By Caitlin Ryan | IDS
Feb. 22, 2011
Ph.D. students can no longer serve as principal investigators of their own work.
In January, the Office of Research Administration at Indiana University released a change in policy regarding principal investigators on studies involving human subjects. According to this new policy, the PI of a student’s work must be one of the individuals listed on the Human Subject Office’s website as an academic appointee eligible for this title.
Among those eligible are faculty members such as professors or assistant professors, librarians, deans, chancellors and research staff. Students, lecturers, teachers and research associates are no longer allowed to hold the title of principal investigator on research approved by the University.
Dr. Peter Finn, chairman of the Institutional Review Board, helped to make the final decision regarding the policy.
The rationale behind this change is that students are only “temporarily affiliated with the University,” thus it is more suitable for a tenured faculty member to oversee information.
“Faculty members are much more accountable to the University than students. Technically, in the past, the faculty member advising the project should have been responsible, but they weren’t always ... this change in policy puts more of the responsibility on them,” Finn said.
This policy does not change the way graduate students conduct research, but leads to questions regarding responsibility versus ownership of research.
Marda Rose, a Ph.D. candidate in Hispanic linguistics, said she is concerned.
“By writing the professor’s name as the principal investigator on the project, the student no longer has a written document that clearly states that the research he or she is conducting is his or her own,” she said. “What is at stake is who is getting credit for the research.”
Other graduate students have expressed their concern regarding awareness of the new policy.
Traci Nagle, another Ph.D. candidate at IU, said “I found out about (the policy change) only when a friend called it to my attention ... I was not notified of this policy decision by the Human Subject’s office. Had my friend not told me about it, I probably would not have found out about it until I had to submit a Continuing Review in October.”
Existing studies will not be modified to reflect the new policy until the next “amendment.” Finn said an e-mail announcement was sent out regarding the new policy.
“The key issue here is that the person who is the principal investigator on the IRB (form) is not the same as the person who is the principal investigator doing the research,” Finn said. “The students remain the principal investigator on their own study, but under their faculty member.”

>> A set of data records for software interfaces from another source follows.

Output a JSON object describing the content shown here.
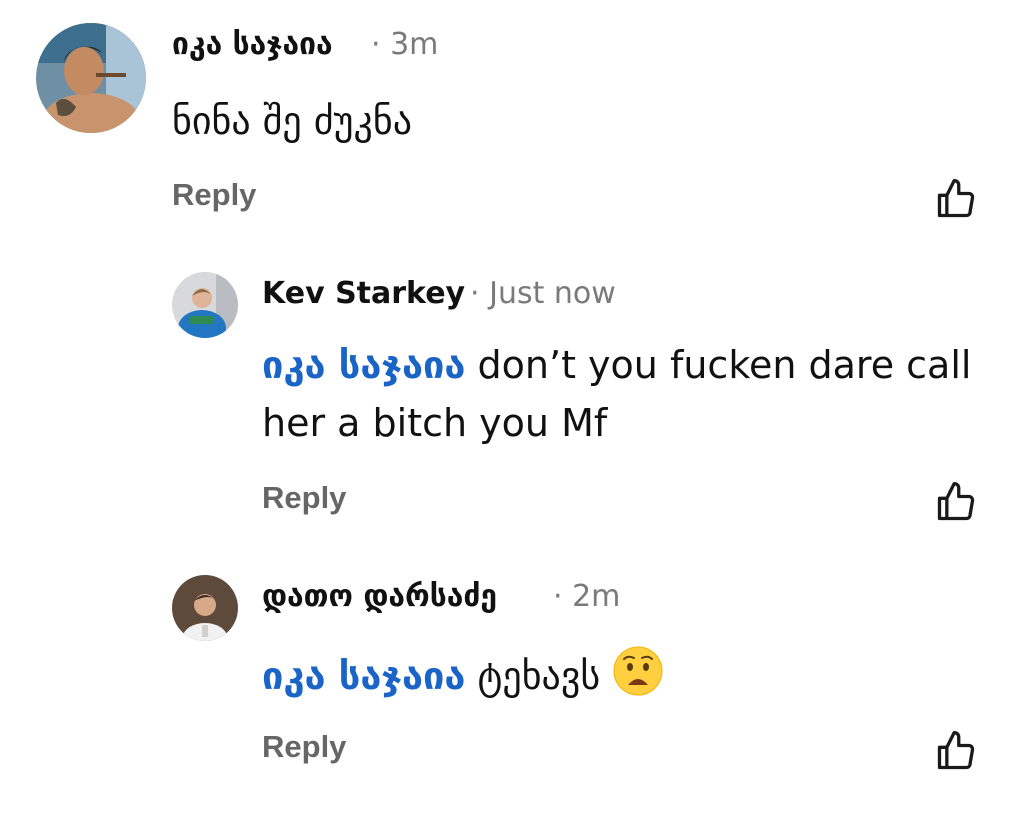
{
  "comments": [
    {
      "author": "იკა საჯაია",
      "time": "3m",
      "text": "ნინა შე ძუკნა",
      "reply_label": "Reply"
    },
    {
      "author": "Kev Starkey",
      "time": "Just now",
      "mention": "იკა საჯაია",
      "text": "don’t you fucken dare call her a bitch you Mf",
      "reply_label": "Reply"
    },
    {
      "author": "დათო დარსაძე",
      "time": "2m",
      "mention": "იკა საჯაია",
      "text": "ტეხავს",
      "emoji": "worried-face-emoji",
      "reply_label": "Reply"
    }
  ],
  "meta_separator": "·",
  "icons": {
    "like": "thumbs-up-icon"
  },
  "colors": {
    "mention": "#1a64c8",
    "meta": "#7a7a7a",
    "reply": "#666666"
  }
}
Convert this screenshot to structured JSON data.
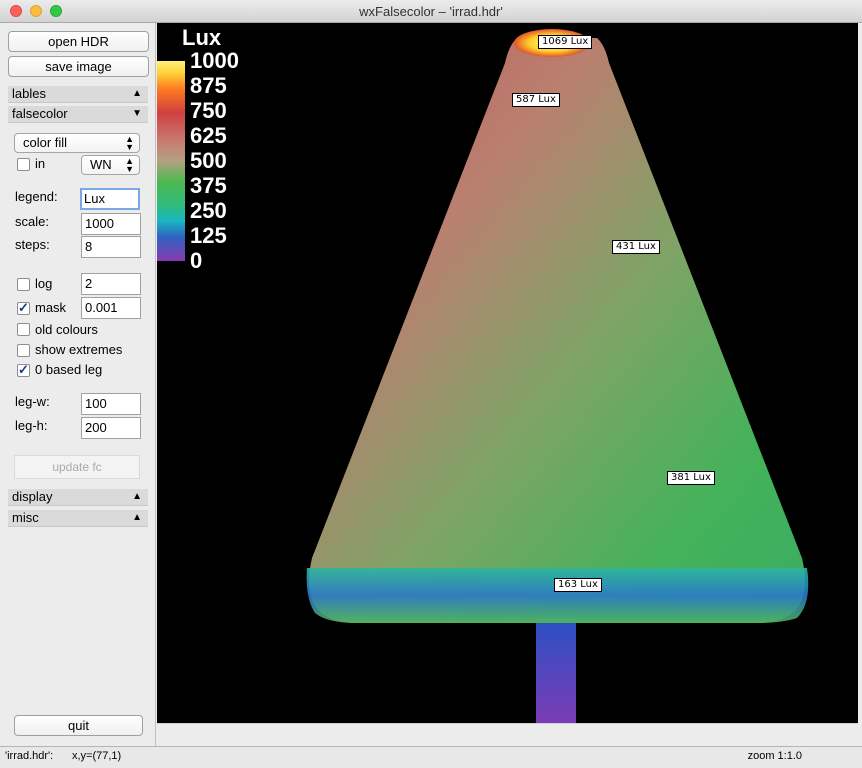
{
  "window": {
    "title": "wxFalsecolor – 'irrad.hdr'"
  },
  "sidebar": {
    "open_button": "open HDR",
    "save_button": "save image",
    "section_lables": "lables",
    "section_falsecolor": "falsecolor",
    "section_display": "display",
    "section_misc": "misc",
    "mode_select": "color fill",
    "in_label": "in",
    "in_checked": false,
    "unit_select": "WN",
    "legend_label": "legend:",
    "legend_value": "Lux",
    "scale_label": "scale:",
    "scale_value": "1000",
    "steps_label": "steps:",
    "steps_value": "8",
    "log_label": "log",
    "log_checked": false,
    "log_value": "2",
    "mask_label": "mask",
    "mask_checked": true,
    "mask_value": "0.001",
    "old_colours_label": "old colours",
    "old_colours_checked": false,
    "show_extremes_label": "show extremes",
    "show_extremes_checked": false,
    "zero_based_label": "0 based leg",
    "zero_based_checked": true,
    "legw_label": "leg-w:",
    "legw_value": "100",
    "legh_label": "leg-h:",
    "legh_value": "200",
    "update_button": "update fc",
    "quit_button": "quit"
  },
  "viewer": {
    "legend_title": "Lux",
    "legend_ticks": [
      "1000",
      "875",
      "750",
      "625",
      "500",
      "375",
      "250",
      "125",
      "0"
    ],
    "labels": [
      "1069 Lux",
      "587 Lux",
      "431 Lux",
      "381 Lux",
      "163 Lux"
    ]
  },
  "status": {
    "filename": "'irrad.hdr':",
    "coords": "x,y=(77,1)",
    "zoom": "zoom 1:1.0"
  }
}
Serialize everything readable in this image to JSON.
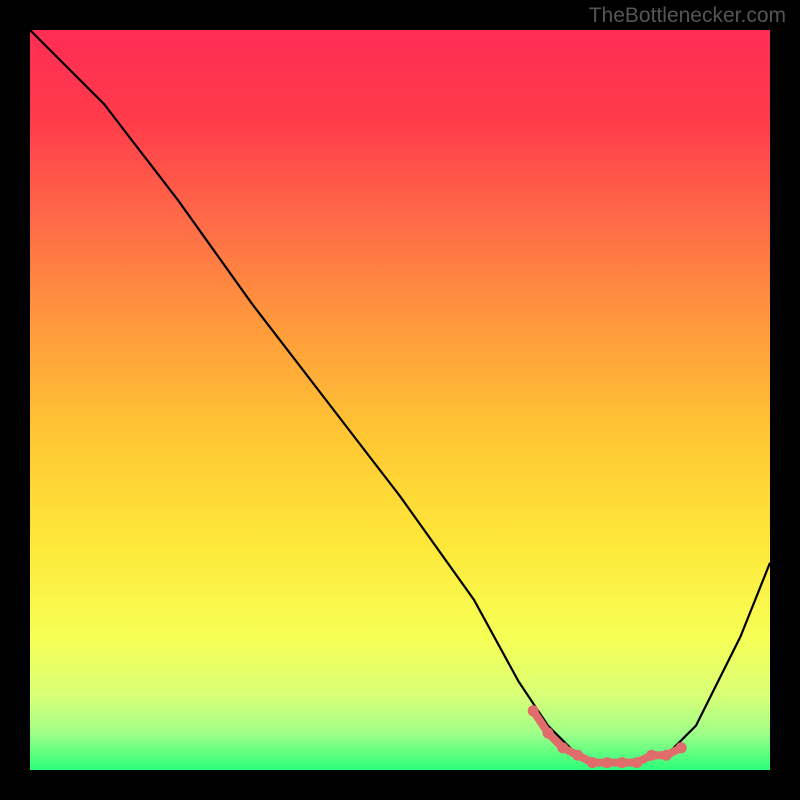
{
  "watermark": "TheBottlenecker.com",
  "chart_data": {
    "type": "line",
    "title": "",
    "xlabel": "",
    "ylabel": "",
    "xlim": [
      0,
      100
    ],
    "ylim": [
      0,
      100
    ],
    "background_gradient": {
      "type": "vertical_rainbow",
      "stops": [
        {
          "offset": 0.0,
          "color": "#ff2d55"
        },
        {
          "offset": 0.12,
          "color": "#ff3b4a"
        },
        {
          "offset": 0.25,
          "color": "#ff6848"
        },
        {
          "offset": 0.4,
          "color": "#ff9a3c"
        },
        {
          "offset": 0.55,
          "color": "#ffc733"
        },
        {
          "offset": 0.7,
          "color": "#fde93a"
        },
        {
          "offset": 0.82,
          "color": "#f7ff55"
        },
        {
          "offset": 0.9,
          "color": "#d8ff77"
        },
        {
          "offset": 0.95,
          "color": "#a0ff88"
        },
        {
          "offset": 1.0,
          "color": "#2aff7a"
        }
      ]
    },
    "series": [
      {
        "name": "bottleneck_curve",
        "color": "#000000",
        "x": [
          0,
          4,
          10,
          20,
          30,
          40,
          50,
          60,
          66,
          70,
          74,
          78,
          82,
          86,
          90,
          96,
          100
        ],
        "y": [
          100,
          96,
          90,
          77,
          63,
          50,
          37,
          23,
          12,
          6,
          2,
          1,
          1,
          2,
          6,
          18,
          28
        ]
      }
    ],
    "marker_segment": {
      "name": "optimal_range_markers",
      "color": "#e06c6c",
      "x": [
        68,
        70,
        72,
        74,
        76,
        78,
        80,
        82,
        84,
        86,
        88
      ],
      "y": [
        8,
        5,
        3,
        2,
        1,
        1,
        1,
        1,
        2,
        2,
        3
      ]
    }
  }
}
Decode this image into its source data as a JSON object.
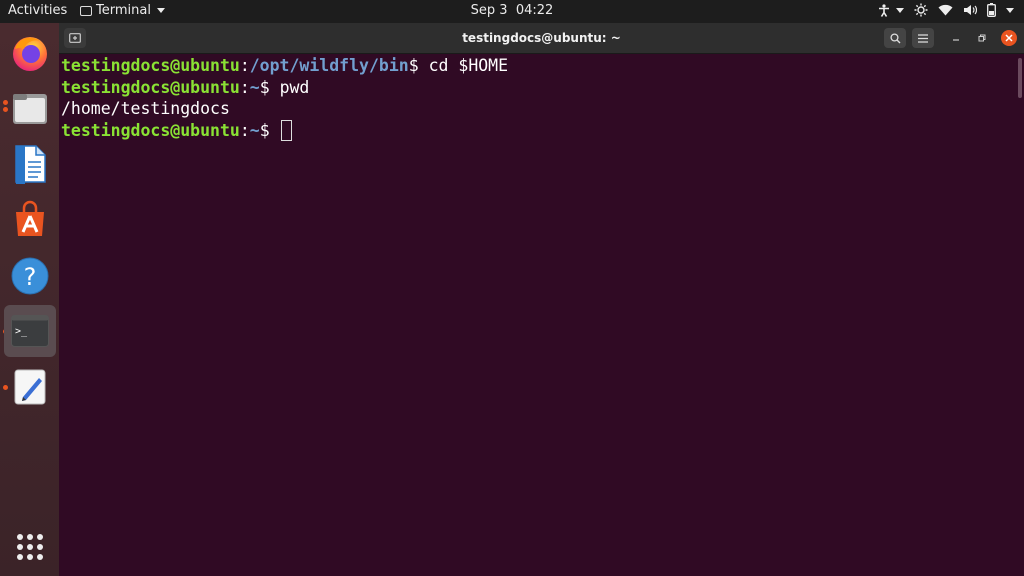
{
  "topbar": {
    "activities": "Activities",
    "app_menu": "Terminal",
    "date": "Sep 3",
    "time": "04:22"
  },
  "dock": {
    "items": [
      {
        "name": "firefox"
      },
      {
        "name": "files"
      },
      {
        "name": "libreoffice-writer"
      },
      {
        "name": "ubuntu-software"
      },
      {
        "name": "help"
      },
      {
        "name": "terminal"
      },
      {
        "name": "text-editor"
      },
      {
        "name": "show-applications"
      }
    ]
  },
  "window": {
    "title": "testingdocs@ubuntu: ~"
  },
  "terminal": {
    "lines": [
      {
        "user": "testingdocs@ubuntu",
        "sep": ":",
        "path": "/opt/wildfly/bin",
        "prompt": "$ ",
        "cmd": "cd $HOME"
      },
      {
        "user": "testingdocs@ubuntu",
        "sep": ":",
        "path": "~",
        "prompt": "$ ",
        "cmd": "pwd"
      },
      {
        "output": "/home/testingdocs"
      },
      {
        "user": "testingdocs@ubuntu",
        "sep": ":",
        "path": "~",
        "prompt": "$ ",
        "cmd": ""
      }
    ]
  },
  "colors": {
    "terminal_bg": "#300a24",
    "user": "#8ae234",
    "path": "#729fcf",
    "accent": "#e95420"
  }
}
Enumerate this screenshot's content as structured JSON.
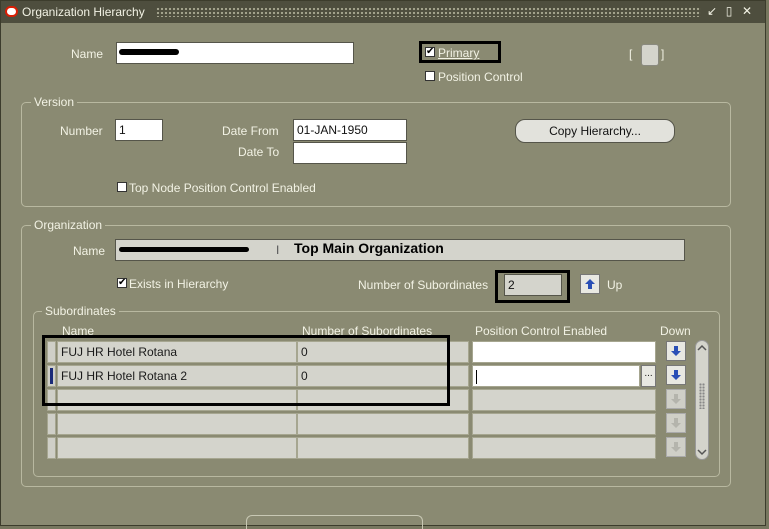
{
  "window": {
    "title": "Organization Hierarchy",
    "minimize_glyph": "↙",
    "maximize_glyph": "▯",
    "close_glyph": "✕"
  },
  "header": {
    "name_label": "Name",
    "name_value": "",
    "primary_label": "Primary",
    "primary_checked": true,
    "position_control_label": "Position Control",
    "position_control_checked": false,
    "bracket_left": "[",
    "bracket_right": "]"
  },
  "version": {
    "section_title": "Version",
    "number_label": "Number",
    "number_value": "1",
    "date_from_label": "Date From",
    "date_from_value": "01-JAN-1950",
    "date_to_label": "Date To",
    "date_to_value": "",
    "copy_button_label": "Copy Hierarchy...",
    "top_node_label": "Top Node Position Control Enabled",
    "top_node_checked": false
  },
  "organization": {
    "section_title": "Organization",
    "name_label": "Name",
    "name_annotation": "Top Main Organization",
    "exists_label": "Exists in Hierarchy",
    "exists_checked": true,
    "num_subordinates_label": "Number of Subordinates",
    "num_subordinates_value": "2",
    "up_label": "Up"
  },
  "subordinates": {
    "section_title": "Subordinates",
    "columns": [
      "Name",
      "Number of Subordinates",
      "Position Control Enabled",
      "Down"
    ],
    "rows": [
      {
        "name": "FUJ HR Hotel Rotana",
        "count": "0",
        "pce": ""
      },
      {
        "name": "FUJ HR Hotel Rotana 2",
        "count": "0",
        "pce": ""
      },
      {
        "name": "",
        "count": "",
        "pce": ""
      },
      {
        "name": "",
        "count": "",
        "pce": ""
      },
      {
        "name": "",
        "count": "",
        "pce": ""
      }
    ],
    "lov_glyph": "..."
  },
  "colors": {
    "background": "#8a8a72",
    "titlebar": "#4e4e3e",
    "accent_blue": "#2a4fb6",
    "highlight_box": "#000000"
  }
}
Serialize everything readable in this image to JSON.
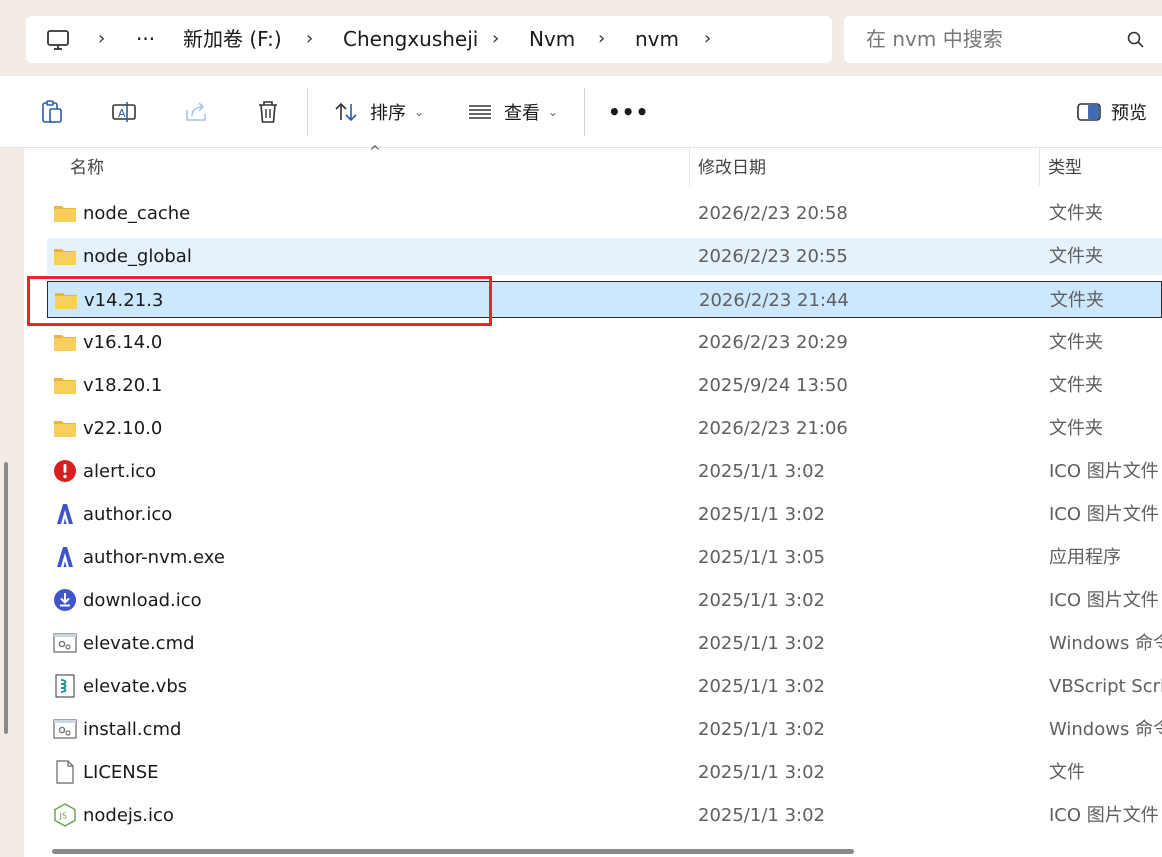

Finn said there are a variety of avenues for students to pursue through the University and the Human Subjects Office if they are concerned about who would be accredited with being the primary author on their study.
“Being the principal investigator on the IRB (form) does not confer authorship or ownership of the data,” Finn said.